Lori Hanson, MSc, PhD, and Daphne McRae, BA
In this article, we report on the second phase of our exploratory research into issues related to equity in access to midwifery in Saskatchewan. This phase of the research project aimed to explore equity in access to midwifery as understood and experienced by key stakeholders involved in the early stages of midwifery implementation in Saskatchewan. A total of 19 interviews were conducted with participants from Saskatchewan Health, the Midwifery Transitional Council, and Saskatoon’s Regional Midwifery Operations Committee, as well as practitioners, primary health care managers, directors from select regional health authorities, and Saskatchewan midwives. Additionally, all available midwifery policy documents and relevant Primary Health Care and Health Human Resource documents complemented the qualitative analysis. Initial thematic analysis led to five policy recommendations: (1) develop a provincial definition of “priority population” for midwifery clients, (2) establish a midwifery health human resource plan, (3) identify provincial midwifery research priorities, (4) facilitate growth in interprofessional relationships, and (5) develop a provincial “road map” for implementation. A secondary analysis of participants’ responses revealed concern over the poor public education about midwifery services and lack of provincial government prioritization, as well as varied perceptions of the concept of “equity.” We conclude that although general commitments to equity in midwifery service and access are enshrined in Saskatchewan’s health care policies and midwifery regulations, insider perspectives suggest that significant yet modifiable barriers to equity in access to care currently exist.
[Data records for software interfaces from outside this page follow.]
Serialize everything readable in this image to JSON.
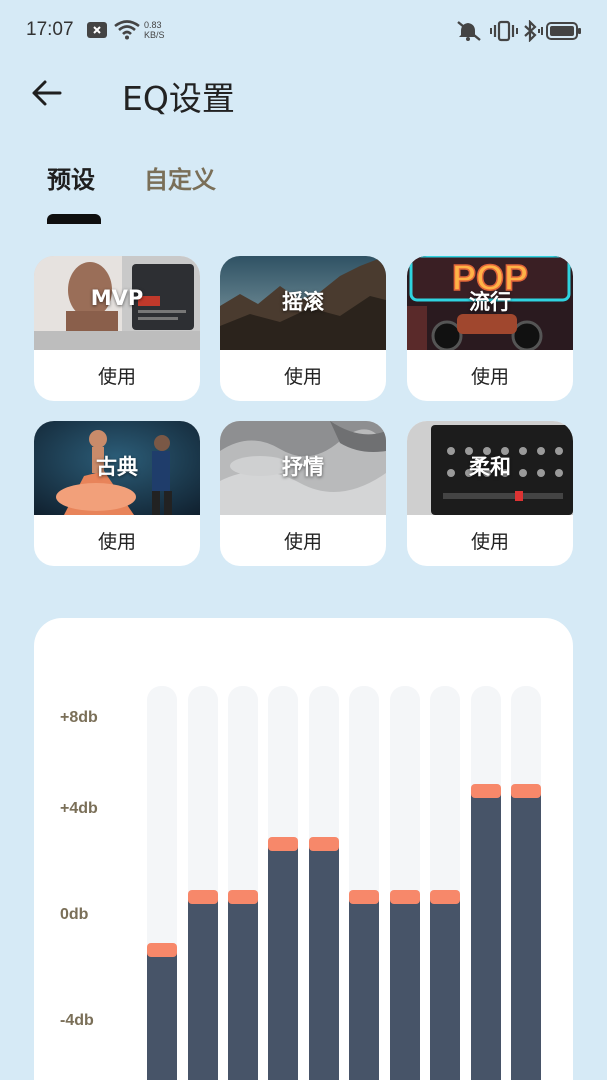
{
  "status_bar": {
    "time": "17:07",
    "net_speed_value": "0.83",
    "net_speed_unit": "KB/S",
    "icons": [
      "notification-box-icon",
      "wifi-icon",
      "mute-icon",
      "vibrate-icon",
      "bluetooth-icon",
      "battery-icon"
    ]
  },
  "header": {
    "title": "EQ设置"
  },
  "tabs": [
    {
      "label": "预设",
      "active": true
    },
    {
      "label": "自定义",
      "active": false
    }
  ],
  "presets": [
    {
      "name": "MVP",
      "action": "使用"
    },
    {
      "name": "摇滚",
      "action": "使用"
    },
    {
      "name": "流行",
      "action": "使用"
    },
    {
      "name": "古典",
      "action": "使用"
    },
    {
      "name": "抒情",
      "action": "使用"
    },
    {
      "name": "柔和",
      "action": "使用"
    }
  ],
  "poster_text": {
    "pop": "POP"
  },
  "eq": {
    "db_labels": [
      "+8db",
      "+4db",
      "0db",
      "-4db"
    ],
    "band_levels_db": [
      -2,
      0,
      0,
      2,
      2,
      0,
      0,
      0,
      4,
      4
    ],
    "colors": {
      "fill": "#475468",
      "cap": "#f7886a",
      "track": "#f4f6f8"
    }
  }
}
midwifery, midwives, health services accessibility, equity, delivery of health care
This article has been peer reviewed